TASK INPUTS START

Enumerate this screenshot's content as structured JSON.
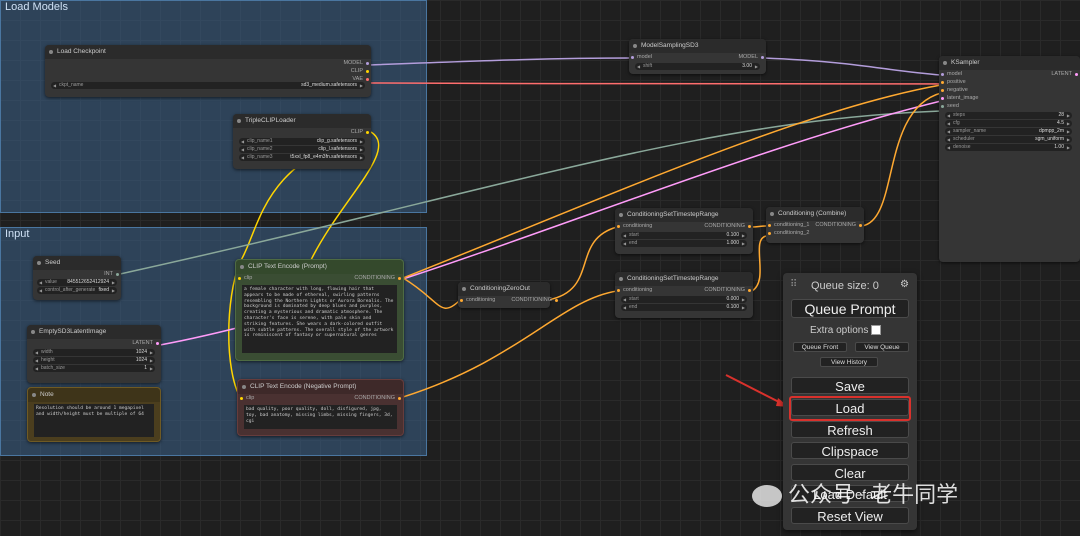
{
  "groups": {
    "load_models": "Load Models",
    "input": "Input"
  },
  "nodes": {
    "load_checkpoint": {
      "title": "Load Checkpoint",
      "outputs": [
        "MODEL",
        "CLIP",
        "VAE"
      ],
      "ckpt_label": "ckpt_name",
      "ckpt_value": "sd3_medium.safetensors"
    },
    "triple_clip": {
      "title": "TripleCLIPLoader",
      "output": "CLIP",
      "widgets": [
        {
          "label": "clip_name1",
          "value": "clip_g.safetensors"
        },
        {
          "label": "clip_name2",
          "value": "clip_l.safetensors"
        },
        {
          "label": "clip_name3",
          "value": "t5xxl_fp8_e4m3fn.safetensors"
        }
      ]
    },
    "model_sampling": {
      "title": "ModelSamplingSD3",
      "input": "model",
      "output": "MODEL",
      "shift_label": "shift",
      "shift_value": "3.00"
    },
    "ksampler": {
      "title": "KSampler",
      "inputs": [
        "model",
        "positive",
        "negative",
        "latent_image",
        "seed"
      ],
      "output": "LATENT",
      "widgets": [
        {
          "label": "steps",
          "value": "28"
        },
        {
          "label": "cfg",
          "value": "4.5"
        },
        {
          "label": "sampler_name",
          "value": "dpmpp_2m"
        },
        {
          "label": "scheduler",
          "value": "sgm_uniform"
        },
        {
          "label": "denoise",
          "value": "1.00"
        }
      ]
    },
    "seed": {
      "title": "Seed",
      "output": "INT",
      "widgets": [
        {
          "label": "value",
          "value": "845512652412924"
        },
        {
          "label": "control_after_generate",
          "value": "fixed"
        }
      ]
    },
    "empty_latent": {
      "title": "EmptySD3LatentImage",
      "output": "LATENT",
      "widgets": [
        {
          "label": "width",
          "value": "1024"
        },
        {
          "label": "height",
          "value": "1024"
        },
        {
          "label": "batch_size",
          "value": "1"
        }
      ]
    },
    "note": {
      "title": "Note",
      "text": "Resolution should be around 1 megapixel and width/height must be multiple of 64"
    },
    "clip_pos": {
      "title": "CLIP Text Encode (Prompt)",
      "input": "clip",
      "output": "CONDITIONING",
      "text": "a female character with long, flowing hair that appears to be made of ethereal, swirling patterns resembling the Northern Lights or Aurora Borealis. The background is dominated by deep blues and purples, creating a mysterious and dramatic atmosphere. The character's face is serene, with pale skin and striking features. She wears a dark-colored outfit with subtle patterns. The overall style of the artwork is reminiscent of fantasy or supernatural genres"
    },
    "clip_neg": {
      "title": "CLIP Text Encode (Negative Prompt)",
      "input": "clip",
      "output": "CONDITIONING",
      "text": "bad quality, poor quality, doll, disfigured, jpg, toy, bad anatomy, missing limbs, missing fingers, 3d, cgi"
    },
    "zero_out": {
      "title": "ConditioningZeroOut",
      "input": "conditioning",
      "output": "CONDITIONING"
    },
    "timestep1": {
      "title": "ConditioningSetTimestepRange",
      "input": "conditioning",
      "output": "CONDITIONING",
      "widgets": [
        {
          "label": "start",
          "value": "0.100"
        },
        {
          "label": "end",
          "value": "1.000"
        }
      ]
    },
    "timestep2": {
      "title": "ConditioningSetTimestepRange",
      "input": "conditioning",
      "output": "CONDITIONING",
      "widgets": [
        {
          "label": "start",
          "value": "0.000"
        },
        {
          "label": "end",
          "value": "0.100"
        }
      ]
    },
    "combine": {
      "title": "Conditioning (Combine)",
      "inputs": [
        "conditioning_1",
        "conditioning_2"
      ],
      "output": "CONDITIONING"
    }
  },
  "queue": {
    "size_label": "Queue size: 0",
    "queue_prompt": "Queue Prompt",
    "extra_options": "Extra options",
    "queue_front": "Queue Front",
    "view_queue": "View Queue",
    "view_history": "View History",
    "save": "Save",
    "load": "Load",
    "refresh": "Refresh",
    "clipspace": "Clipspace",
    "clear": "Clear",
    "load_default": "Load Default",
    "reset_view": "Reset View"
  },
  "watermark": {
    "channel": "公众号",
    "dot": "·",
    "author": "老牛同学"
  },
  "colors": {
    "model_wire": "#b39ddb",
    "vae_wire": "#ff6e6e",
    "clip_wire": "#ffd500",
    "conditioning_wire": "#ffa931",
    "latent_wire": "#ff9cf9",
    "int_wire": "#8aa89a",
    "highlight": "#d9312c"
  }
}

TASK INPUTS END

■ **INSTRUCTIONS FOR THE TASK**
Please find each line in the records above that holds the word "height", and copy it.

■ **COMPLETED EXERCISE**
          "label": "height",
      "text": "Resolution should be around 1 megapixel and width/height must be multiple of 64"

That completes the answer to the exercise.